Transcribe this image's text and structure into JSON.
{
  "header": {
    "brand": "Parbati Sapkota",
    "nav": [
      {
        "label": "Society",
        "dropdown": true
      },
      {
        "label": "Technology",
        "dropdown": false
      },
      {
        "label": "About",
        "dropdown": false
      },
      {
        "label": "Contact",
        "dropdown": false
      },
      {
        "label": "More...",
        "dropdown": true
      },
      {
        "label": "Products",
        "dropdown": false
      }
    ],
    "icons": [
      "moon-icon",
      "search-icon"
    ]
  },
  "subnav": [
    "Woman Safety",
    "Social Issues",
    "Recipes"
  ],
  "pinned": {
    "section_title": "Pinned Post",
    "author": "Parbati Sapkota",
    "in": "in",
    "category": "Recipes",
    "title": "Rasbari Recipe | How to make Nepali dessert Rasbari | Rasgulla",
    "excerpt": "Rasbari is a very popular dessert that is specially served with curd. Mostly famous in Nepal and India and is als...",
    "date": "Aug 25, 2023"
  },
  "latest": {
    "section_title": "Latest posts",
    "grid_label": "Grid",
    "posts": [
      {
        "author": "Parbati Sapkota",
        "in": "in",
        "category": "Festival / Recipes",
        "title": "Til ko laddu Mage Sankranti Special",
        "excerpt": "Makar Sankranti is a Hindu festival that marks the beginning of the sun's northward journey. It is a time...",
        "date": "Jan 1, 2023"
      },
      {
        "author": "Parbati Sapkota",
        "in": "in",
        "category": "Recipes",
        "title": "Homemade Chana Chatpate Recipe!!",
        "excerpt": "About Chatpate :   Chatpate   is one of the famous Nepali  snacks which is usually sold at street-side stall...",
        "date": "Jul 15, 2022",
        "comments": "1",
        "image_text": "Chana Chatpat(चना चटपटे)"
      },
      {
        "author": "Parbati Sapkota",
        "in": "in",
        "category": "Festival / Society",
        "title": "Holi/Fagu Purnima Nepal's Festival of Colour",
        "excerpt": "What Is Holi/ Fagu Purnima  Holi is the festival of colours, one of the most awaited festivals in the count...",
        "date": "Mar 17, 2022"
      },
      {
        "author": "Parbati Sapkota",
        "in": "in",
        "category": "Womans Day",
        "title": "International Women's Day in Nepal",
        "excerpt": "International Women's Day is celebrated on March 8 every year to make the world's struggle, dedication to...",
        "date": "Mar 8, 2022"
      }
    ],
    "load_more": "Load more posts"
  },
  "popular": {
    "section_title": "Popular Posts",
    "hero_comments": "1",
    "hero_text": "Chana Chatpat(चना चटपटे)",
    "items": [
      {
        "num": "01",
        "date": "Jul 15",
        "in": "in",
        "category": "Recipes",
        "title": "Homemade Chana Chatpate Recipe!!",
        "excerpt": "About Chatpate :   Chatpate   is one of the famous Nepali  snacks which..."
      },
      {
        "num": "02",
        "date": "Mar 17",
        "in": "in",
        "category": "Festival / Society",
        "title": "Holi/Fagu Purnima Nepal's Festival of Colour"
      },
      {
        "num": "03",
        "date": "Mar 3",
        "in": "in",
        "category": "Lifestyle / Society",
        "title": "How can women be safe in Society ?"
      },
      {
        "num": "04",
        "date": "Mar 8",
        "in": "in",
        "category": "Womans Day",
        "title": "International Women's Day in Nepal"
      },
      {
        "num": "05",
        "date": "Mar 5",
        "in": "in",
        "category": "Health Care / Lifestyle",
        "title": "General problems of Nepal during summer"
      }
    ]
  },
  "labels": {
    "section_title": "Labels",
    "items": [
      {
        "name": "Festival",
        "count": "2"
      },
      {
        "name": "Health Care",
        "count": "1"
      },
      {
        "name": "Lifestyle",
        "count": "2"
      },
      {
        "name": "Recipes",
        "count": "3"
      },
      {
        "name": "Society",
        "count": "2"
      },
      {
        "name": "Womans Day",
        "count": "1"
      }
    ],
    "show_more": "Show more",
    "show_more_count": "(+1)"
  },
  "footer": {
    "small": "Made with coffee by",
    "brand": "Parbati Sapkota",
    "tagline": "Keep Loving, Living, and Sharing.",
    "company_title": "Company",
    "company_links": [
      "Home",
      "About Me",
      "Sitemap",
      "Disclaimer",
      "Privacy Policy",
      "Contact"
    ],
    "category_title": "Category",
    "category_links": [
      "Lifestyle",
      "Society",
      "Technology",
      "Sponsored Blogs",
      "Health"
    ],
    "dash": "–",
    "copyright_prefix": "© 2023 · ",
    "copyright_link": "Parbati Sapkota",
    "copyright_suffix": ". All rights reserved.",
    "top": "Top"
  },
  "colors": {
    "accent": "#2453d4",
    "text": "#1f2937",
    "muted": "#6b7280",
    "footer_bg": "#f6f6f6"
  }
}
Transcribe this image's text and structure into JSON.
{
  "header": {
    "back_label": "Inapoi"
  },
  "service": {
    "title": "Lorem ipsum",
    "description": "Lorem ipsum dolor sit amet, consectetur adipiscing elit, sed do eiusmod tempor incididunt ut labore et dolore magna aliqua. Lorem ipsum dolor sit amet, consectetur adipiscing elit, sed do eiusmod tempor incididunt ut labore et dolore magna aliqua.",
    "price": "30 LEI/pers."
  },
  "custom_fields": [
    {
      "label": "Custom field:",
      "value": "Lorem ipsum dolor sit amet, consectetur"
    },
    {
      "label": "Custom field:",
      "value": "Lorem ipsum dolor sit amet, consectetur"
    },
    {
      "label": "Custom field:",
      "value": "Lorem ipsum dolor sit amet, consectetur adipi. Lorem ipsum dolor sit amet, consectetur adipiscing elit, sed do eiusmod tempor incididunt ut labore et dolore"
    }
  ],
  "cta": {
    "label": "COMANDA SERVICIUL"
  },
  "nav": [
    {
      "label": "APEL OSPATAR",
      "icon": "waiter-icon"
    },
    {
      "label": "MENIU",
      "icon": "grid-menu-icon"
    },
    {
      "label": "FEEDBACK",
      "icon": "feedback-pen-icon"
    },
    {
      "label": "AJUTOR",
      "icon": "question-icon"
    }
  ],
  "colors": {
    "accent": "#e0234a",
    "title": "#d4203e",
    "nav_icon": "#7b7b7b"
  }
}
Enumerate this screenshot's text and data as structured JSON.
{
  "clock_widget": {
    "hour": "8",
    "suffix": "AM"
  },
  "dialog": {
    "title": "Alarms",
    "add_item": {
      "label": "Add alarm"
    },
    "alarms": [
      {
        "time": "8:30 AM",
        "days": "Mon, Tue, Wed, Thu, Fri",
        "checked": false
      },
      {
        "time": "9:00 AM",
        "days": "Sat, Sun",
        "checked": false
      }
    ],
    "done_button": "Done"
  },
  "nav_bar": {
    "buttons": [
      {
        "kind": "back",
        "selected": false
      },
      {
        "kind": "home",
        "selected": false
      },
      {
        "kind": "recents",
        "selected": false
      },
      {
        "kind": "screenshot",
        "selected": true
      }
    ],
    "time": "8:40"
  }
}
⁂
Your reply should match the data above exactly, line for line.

Transcribe this image's text and structure into JSON.
{
  "header": {
    "brand": "Parbati Sapkota",
    "nav": [
      {
        "label": "Society",
        "dropdown": true
      },
      {
        "label": "Technology",
        "dropdown": false
      },
      {
        "label": "About",
        "dropdown": false
      },
      {
        "label": "Contact",
        "dropdown": false
      },
      {
        "label": "More...",
        "dropdown": true
      },
      {
        "label": "Products",
        "dropdown": false
      }
    ],
    "icons": [
      "moon-icon",
      "search-icon"
    ]
  },
  "subnav": [
    "Woman Safety",
    "Social Issues",
    "Recipes"
  ],
  "pinned": {
    "section_title": "Pinned Post",
    "author": "Parbati Sapkota",
    "in": "in",
    "category": "Recipes",
    "title": "Rasbari Recipe | How to make Nepali dessert Rasbari | Rasgulla",
    "excerpt": "Rasbari is a very popular dessert that is specially served with curd. Mostly famous in Nepal and India and is als...",
    "date": "Aug 25, 2023"
  },
  "latest": {
    "section_title": "Latest posts",
    "grid_label": "Grid",
    "posts": [
      {
        "author": "Parbati Sapkota",
        "in": "in",
        "category": "Festival / Recipes",
        "title": "Til ko laddu Mage Sankranti Special",
        "excerpt": "Makar Sankranti is a Hindu festival that marks the beginning of the sun's northward journey. It is a time...",
        "date": "Jan 1, 2023"
      },
      {
        "author": "Parbati Sapkota",
        "in": "in",
        "category": "Recipes",
        "title": "Homemade Chana Chatpate Recipe!!",
        "excerpt": "About Chatpate :   Chatpate   is one of the famous Nepali  snacks which is usually sold at street-side stall...",
        "date": "Jul 15, 2022",
        "comments": "1",
        "image_text": "Chana Chatpat(चना चटपटे)"
      },
      {
        "author": "Parbati Sapkota",
        "in": "in",
        "category": "Festival / Society",
        "title": "Holi/Fagu Purnima Nepal's Festival of Colour",
        "excerpt": "What Is Holi/ Fagu Purnima  Holi is the festival of colours, one of the most awaited festivals in the count...",
        "date": "Mar 17, 2022"
      },
      {
        "author": "Parbati Sapkota",
        "in": "in",
        "category": "Womans Day",
        "title": "International Women's Day in Nepal",
        "excerpt": "International Women's Day is celebrated on March 8 every year to make the world's struggle, dedication to...",
        "date": "Mar 8, 2022"
      }
    ],
    "load_more": "Load more posts"
  },
  "popular": {
    "section_title": "Popular Posts",
    "hero_comments": "1",
    "hero_text": "Chana Chatpat(चना चटपटे)",
    "items": [
      {
        "num": "01",
        "date": "Jul 15",
        "in": "in",
        "category": "Recipes",
        "title": "Homemade Chana Chatpate Recipe!!",
        "excerpt": "About Chatpate :   Chatpate   is one of the famous Nepali  snacks which..."
      },
      {
        "num": "02",
        "date": "Mar 17",
        "in": "in",
        "category": "Festival / Society",
        "title": "Holi/Fagu Purnima Nepal's Festival of Colour"
      },
      {
        "num": "03",
        "date": "Mar 3",
        "in": "in",
        "category": "Lifestyle / Society",
        "title": "How can women be safe in Society ?"
      },
      {
        "num": "04",
        "date": "Mar 8",
        "in": "in",
        "category": "Womans Day",
        "title": "International Women's Day in Nepal"
      },
      {
        "num": "05",
        "date": "Mar 5",
        "in": "in",
        "category": "Health Care / Lifestyle",
        "title": "General problems of Nepal during summer"
      }
    ]
  },
  "labels": {
    "section_title": "Labels",
    "items": [
      {
        "name": "Festival",
        "count": "2"
      },
      {
        "name": "Health Care",
        "count": "1"
      },
      {
        "name": "Lifestyle",
        "count": "2"
      },
      {
        "name": "Recipes",
        "count": "3"
      },
      {
        "name": "Society",
        "count": "2"
      },
      {
        "name": "Womans Day",
        "count": "1"
      }
    ],
    "show_more": "Show more",
    "show_more_count": "(+1)"
  },
  "footer": {
    "small": "Made with coffee by",
    "brand": "Parbati Sapkota",
    "tagline": "Keep Loving, Living, and Sharing.",
    "company_title": "Company",
    "company_links": [
      "Home",
      "About Me",
      "Sitemap",
      "Disclaimer",
      "Privacy Policy",
      "Contact"
    ],
    "category_title": "Category",
    "category_links": [
      "Lifestyle",
      "Society",
      "Technology",
      "Sponsored Blogs",
      "Health"
    ],
    "dash": "–",
    "copyright_prefix": "© 2023 · ",
    "copyright_link": "Parbati Sapkota",
    "copyright_suffix": ". All rights reserved.",
    "top": "Top"
  },
  "colors": {
    "accent": "#2453d4",
    "text": "#1f2937",
    "muted": "#6b7280",
    "footer_bg": "#f6f6f6"
  }
}
Transcribe this image's text and structure into JSON.
{
  "header": {
    "back_label": "Inapoi"
  },
  "service": {
    "title": "Lorem ipsum",
    "description": "Lorem ipsum dolor sit amet, consectetur adipiscing elit, sed do eiusmod tempor incididunt ut labore et dolore magna aliqua. Lorem ipsum dolor sit amet, consectetur adipiscing elit, sed do eiusmod tempor incididunt ut labore et dolore magna aliqua.",
    "price": "30 LEI/pers."
  },
  "custom_fields": [
    {
      "label": "Custom field:",
      "value": "Lorem ipsum dolor sit amet, consectetur"
    },
    {
      "label": "Custom field:",
      "value": "Lorem ipsum dolor sit amet, consectetur"
    },
    {
      "label": "Custom field:",
      "value": "Lorem ipsum dolor sit amet, consectetur adipi. Lorem ipsum dolor sit amet, consectetur adipiscing elit, sed do eiusmod tempor incididunt ut labore et dolore"
    }
  ],
  "cta": {
    "label": "COMANDA SERVICIUL"
  },
  "nav": [
    {
      "label": "APEL OSPATAR",
      "icon": "waiter-icon"
    },
    {
      "label": "MENIU",
      "icon": "grid-menu-icon"
    },
    {
      "label": "FEEDBACK",
      "icon": "feedback-pen-icon"
    },
    {
      "label": "AJUTOR",
      "icon": "question-icon"
    }
  ],
  "colors": {
    "accent": "#e0234a",
    "title": "#d4203e",
    "nav_icon": "#7b7b7b"
  }
}
Enumerate this screenshot's text and data as structured JSON.
{
  "clock_widget": {
    "hour": "8",
    "suffix": "AM"
  },
  "dialog": {
    "title": "Alarms",
    "add_item": {
      "label": "Add alarm"
    },
    "alarms": [
      {
        "time": "8:30 AM",
        "days": "Mon, Tue, Wed, Thu, Fri",
        "checked": false
      },
      {
        "time": "9:00 AM",
        "days": "Sat, Sun",
        "checked": false
      }
    ],
    "done_button": "Done"
  },
  "nav_bar": {
    "buttons": [
      {
        "kind": "back",
        "selected": false
      },
      {
        "kind": "home",
        "selected": false
      },
      {
        "kind": "recents",
        "selected": false
      },
      {
        "kind": "screenshot",
        "selected": true
      }
    ],
    "time": "8:40"
  }
}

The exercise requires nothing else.